They must find a way. As Wednesday found out to their detriment last season, play-offs are more often than not tight, cagey clashes that can be decided on defensive errors.
A match-fit Ihiekwe can help, you’d think. It’s long overdue they tighten-up.
Inject confidence – and get their swagger back
These next two matches are worth so much more than a training exercise for those coming back from injury.

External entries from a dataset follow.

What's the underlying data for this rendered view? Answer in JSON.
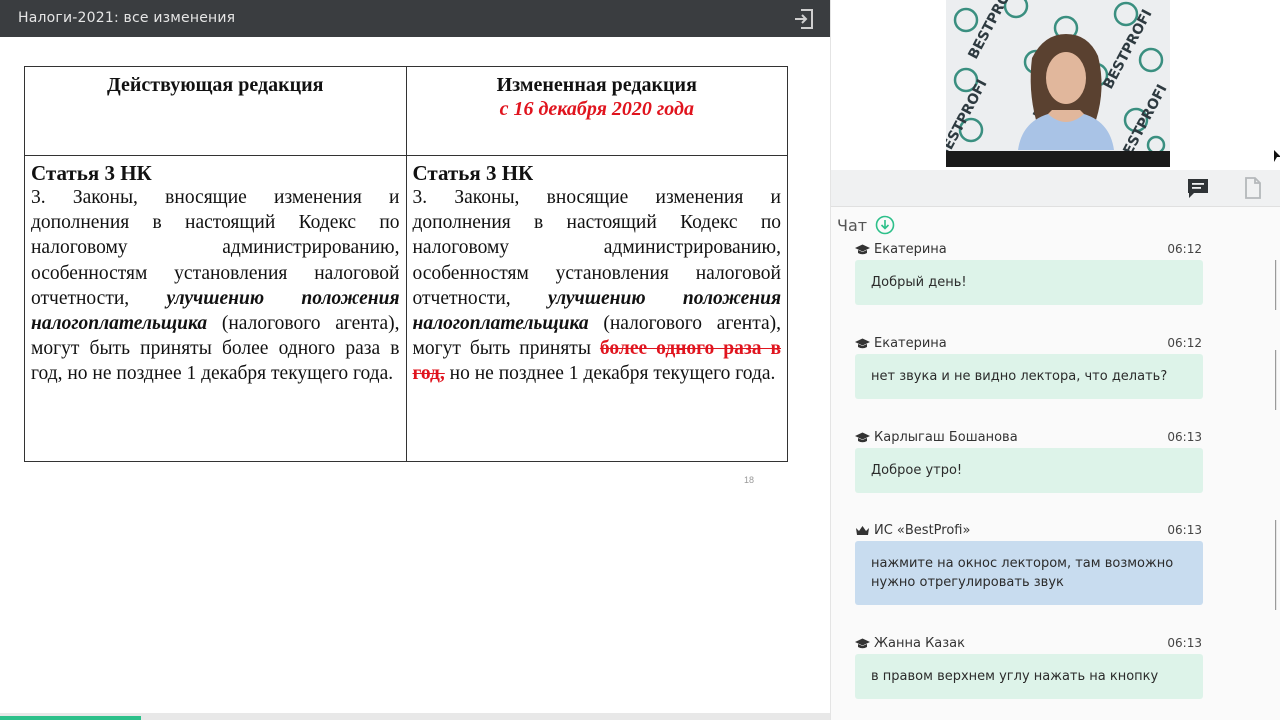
{
  "topbar": {
    "title": "Налоги-2021: все изменения"
  },
  "slide": {
    "left_header": "Действующая редакция",
    "right_header_line1": "Измененная редакция",
    "right_header_line2": "с 16 декабря 2020 года",
    "left": {
      "article": "Статья 3 НК",
      "p1": "3. Законы, вносящие изменения и дополнения в настоящий Кодекс по налоговому администрированию, особенностям установления налоговой отчетности, ",
      "p_bi": "улучшению положения налогоплательщика",
      "p2": " (налогового агента), могут быть приняты более одного раза в год, но не позднее 1 декабря текущего года."
    },
    "right": {
      "article": "Статья 3 НК",
      "p1": "3. Законы, вносящие изменения и дополнения в настоящий Кодекс по налоговому администрированию, особенностям установления налоговой отчетности, ",
      "p_bi": "улучшению положения налогоплательщика",
      "p2": " (налогового агента), могут быть приняты ",
      "p_strike": "более одного раза в год,",
      "p3": " но не позднее 1 декабря текущего года."
    },
    "page_number": "18"
  },
  "progress": {
    "fraction": 0.17
  },
  "video": {
    "brand": "BESTPROFI"
  },
  "chat": {
    "title": "Чат",
    "messages": [
      {
        "author": "Екатерина",
        "time": "06:12",
        "text": "Добрый день!",
        "role": "user"
      },
      {
        "author": "Екатерина",
        "time": "06:12",
        "text": "нет звука и не видно лектора, что делать?",
        "role": "user"
      },
      {
        "author": "Карлыгаш Бошанова",
        "time": "06:13",
        "text": "Доброе утро!",
        "role": "user"
      },
      {
        "author": "ИС «BestProfi»",
        "time": "06:13",
        "text": "нажмите на окнос лектором, там возможно нужно отрегулировать звук",
        "role": "admin"
      },
      {
        "author": "Жанна Казак",
        "time": "06:13",
        "text": "в правом верхнем углу нажать на кнопку",
        "role": "user"
      }
    ]
  },
  "colors": {
    "topbar": "#3a3d40",
    "accent_red": "#e0141e",
    "bubble_user": "#ddf3e9",
    "bubble_admin": "#c8dcef",
    "progress": "#2dc08a"
  },
  "icons": {
    "exit": "exit-icon",
    "chat_tab": "chat-icon",
    "files_tab": "document-icon",
    "download": "download-icon",
    "user_role": "graduation-cap-icon",
    "admin_role": "crown-icon"
  }
}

With third place in their grip and midweek outings in the rearview mirror, Moore can utilise the full breadth of his available squad to ensure his players have adequate recuperation time to come hard at the play-offs.
For an outfit that has laboured through a wham-bang fixture schedule in recent weeks, an eight-day gap between semi-finals is an advantage, you’d think, over the four-day whirlwind of last season.
But most important is that they win the two remaining league games and re-discover their swagger in performance. While top teams were rarely blown to pieces in that long unbeaten run, there was a chest-out know-how to Wednesday and the way they went about things that has leaked from their body language in more recent times.
The Owls must use the ball better. There’s little doubt the absence of Windass has had them going more direct and questions have been asked of that way of thinking, but Moore has himself expressed frustration at an over-eagerness in possession.
More quality and more surety is required and can be built in the coming fortnight.
Lift the mood
Sheffield Wednesday’s greatest asset – by some distance – is its fanbase. And on occasions such as the play-offs, there are few you’d rather have behind your players. Hillsborough is something special when it’s bustling and bouncing.
The pain and disappointment of missing out on automatic promotion is not a last day affair and though the feeling is that raw, positive performances and most important of all two wins can inject even more life into the club and transform frustration into excitement heading into four – and maybe five – crucial matches.
The fans will do their bit. It’s up to Moore, his staff and his players to do theirs.